**Input data**
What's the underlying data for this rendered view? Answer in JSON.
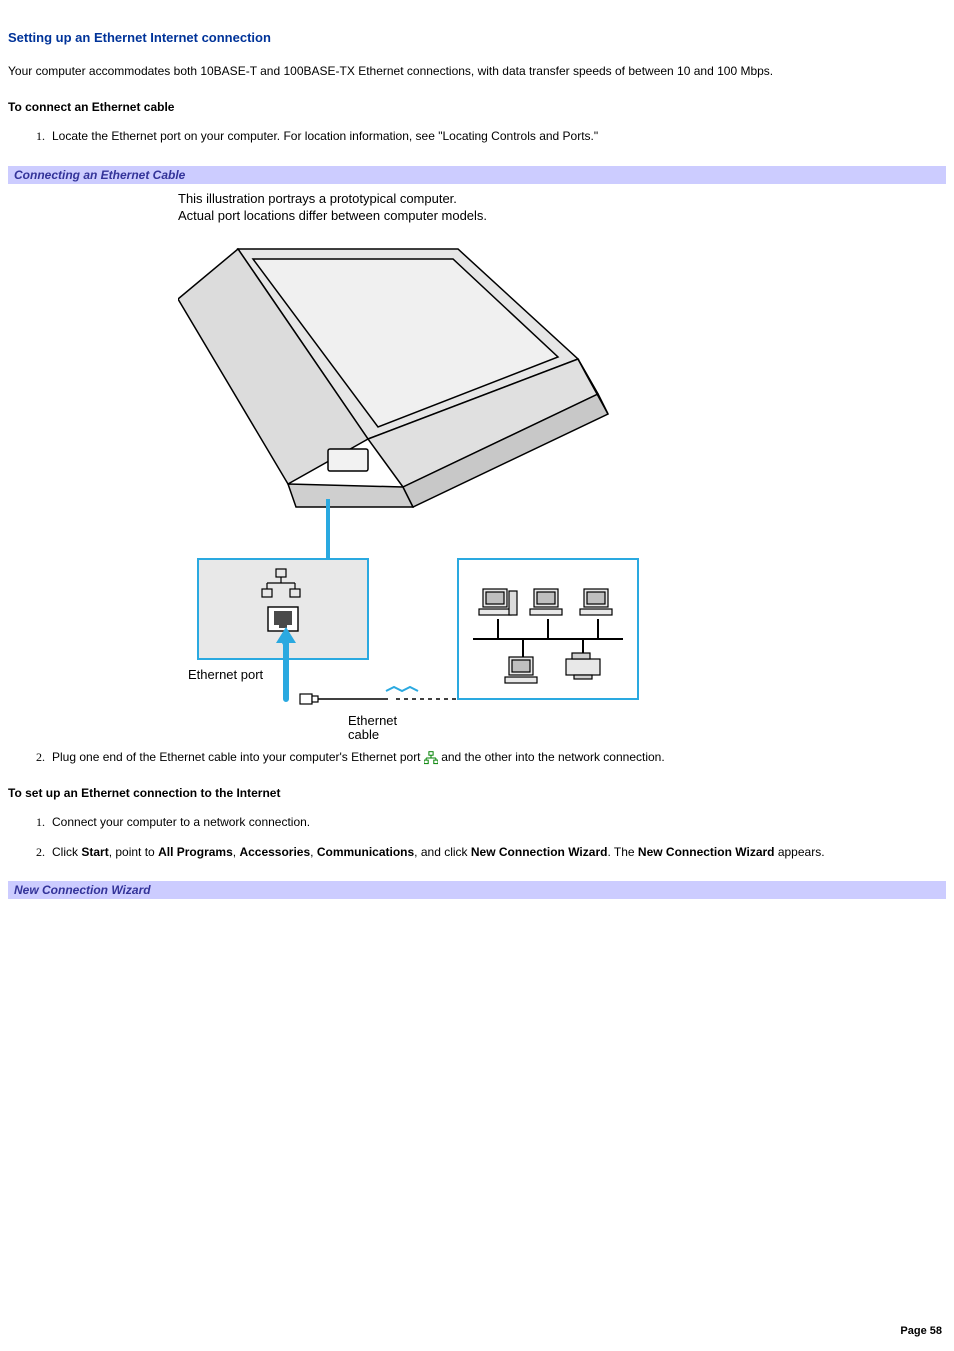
{
  "title": "Setting up an Ethernet Internet connection",
  "intro": "Your computer accommodates both 10BASE-T and 100BASE-TX Ethernet connections, with data transfer speeds of between 10 and 100 Mbps.",
  "sectionA": {
    "heading": "To connect an Ethernet cable",
    "step1": "Locate the Ethernet port on your computer. For location information, see \"Locating Controls and Ports.\"",
    "caption": "Connecting an Ethernet Cable",
    "figureNote1": "This illustration portrays a prototypical computer.",
    "figureNote2": "Actual port locations differ between computer models.",
    "labels": {
      "ethernetPort": "Ethernet port",
      "ethernet": "Ethernet",
      "cable": "cable"
    },
    "step2a": "Plug one end of the Ethernet cable into your computer's Ethernet port ",
    "step2b": " and the other into the network connection."
  },
  "sectionB": {
    "heading": "To set up an Ethernet connection to the Internet",
    "step1": "Connect your computer to a network connection.",
    "step2_pre": "Click ",
    "step2_b1": "Start",
    "step2_mid1": ", point to ",
    "step2_b2": "All Programs",
    "step2_mid2": ", ",
    "step2_b3": "Accessories",
    "step2_mid3": ", ",
    "step2_b4": "Communications",
    "step2_mid4": ", and click ",
    "step2_b5": "New Connection Wizard",
    "step2_mid5": ". The ",
    "step2_b6": "New Connection Wizard",
    "step2_post": " appears.",
    "caption": "New Connection Wizard"
  },
  "pageNumber": "Page 58"
}
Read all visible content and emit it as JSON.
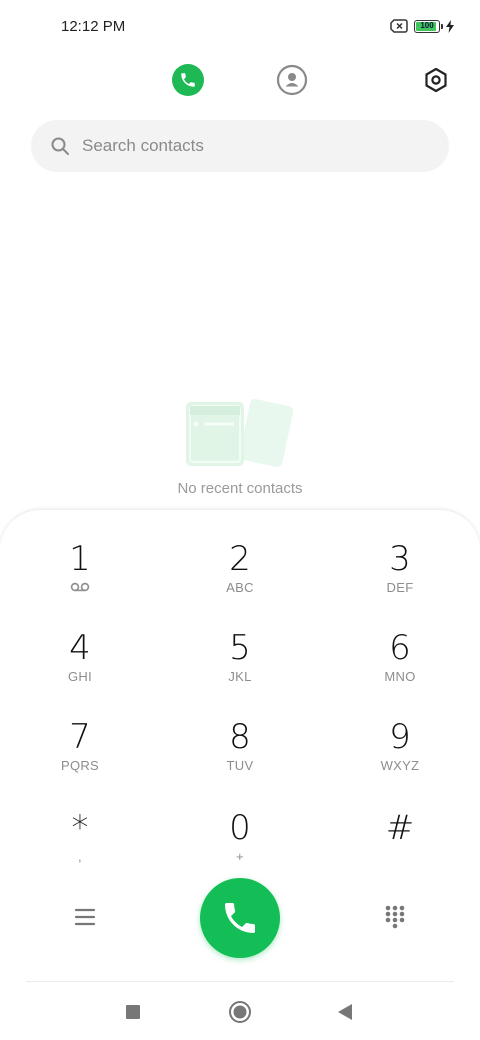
{
  "status_bar": {
    "time": "12:12 PM",
    "battery_level": 100,
    "battery_label": "100",
    "icons": [
      "no-sim-icon",
      "battery-icon",
      "charging-bolt-icon"
    ]
  },
  "top_nav": {
    "items": [
      {
        "icon": "phone-icon",
        "active": true
      },
      {
        "icon": "contacts-icon",
        "active": false
      },
      {
        "icon": "settings-icon",
        "active": false
      }
    ],
    "accent": "#1eb854"
  },
  "search": {
    "placeholder": "Search contacts",
    "icon": "search-icon"
  },
  "recents": {
    "empty_text": "No recent contacts",
    "illustration": "empty-recents-illustration"
  },
  "dialpad": {
    "keys": [
      {
        "digit": "1",
        "letters": "",
        "icon": "voicemail-icon"
      },
      {
        "digit": "2",
        "letters": "ABC"
      },
      {
        "digit": "3",
        "letters": "DEF"
      },
      {
        "digit": "4",
        "letters": "GHI"
      },
      {
        "digit": "5",
        "letters": "JKL"
      },
      {
        "digit": "6",
        "letters": "MNO"
      },
      {
        "digit": "7",
        "letters": "PQRS"
      },
      {
        "digit": "8",
        "letters": "TUV"
      },
      {
        "digit": "9",
        "letters": "WXYZ"
      },
      {
        "digit": "*",
        "letters": ","
      },
      {
        "digit": "0",
        "letters": "+"
      },
      {
        "digit": "#",
        "letters": ""
      }
    ],
    "bottom": {
      "left_icon": "menu-icon",
      "center_icon": "call-icon",
      "right_icon": "dialpad-icon",
      "call_color": "#13be57"
    }
  },
  "system_nav": {
    "icons": [
      "recents-square-icon",
      "home-circle-icon",
      "back-triangle-icon"
    ]
  }
}
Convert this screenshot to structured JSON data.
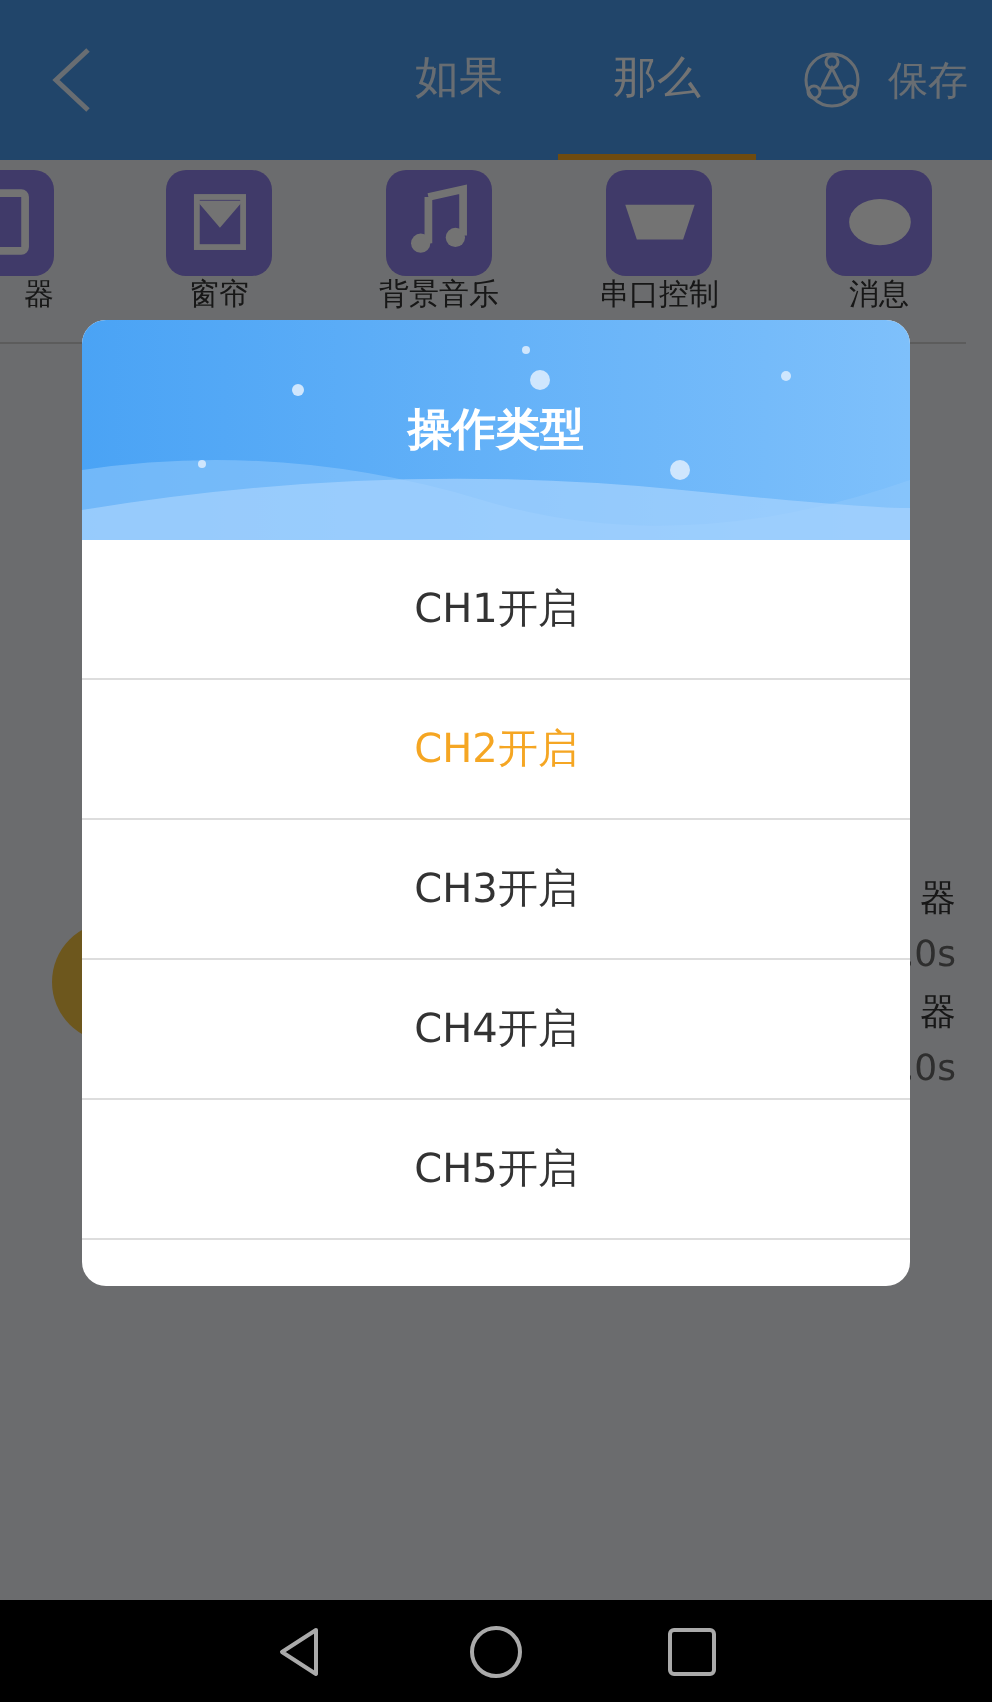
{
  "header": {
    "tabs": [
      {
        "label": "如果",
        "selected": false
      },
      {
        "label": "那么",
        "selected": true
      }
    ],
    "save": "保存"
  },
  "categories": [
    {
      "label": "器",
      "kind": "remote"
    },
    {
      "label": "窗帘",
      "kind": "curtain"
    },
    {
      "label": "背景音乐",
      "kind": "music"
    },
    {
      "label": "串口控制",
      "kind": "serial"
    },
    {
      "label": "消息",
      "kind": "message"
    }
  ],
  "actions": [
    {
      "name": "器",
      "detail": ",0s"
    },
    {
      "name": "器",
      "detail": ",0s"
    }
  ],
  "dialog": {
    "title": "操作类型",
    "options": [
      {
        "label": "CH1开启",
        "selected": false
      },
      {
        "label": "CH2开启",
        "selected": true
      },
      {
        "label": "CH3开启",
        "selected": false
      },
      {
        "label": "CH4开启",
        "selected": false
      },
      {
        "label": "CH5开启",
        "selected": false
      }
    ]
  }
}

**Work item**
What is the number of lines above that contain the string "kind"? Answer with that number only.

**The answer**
5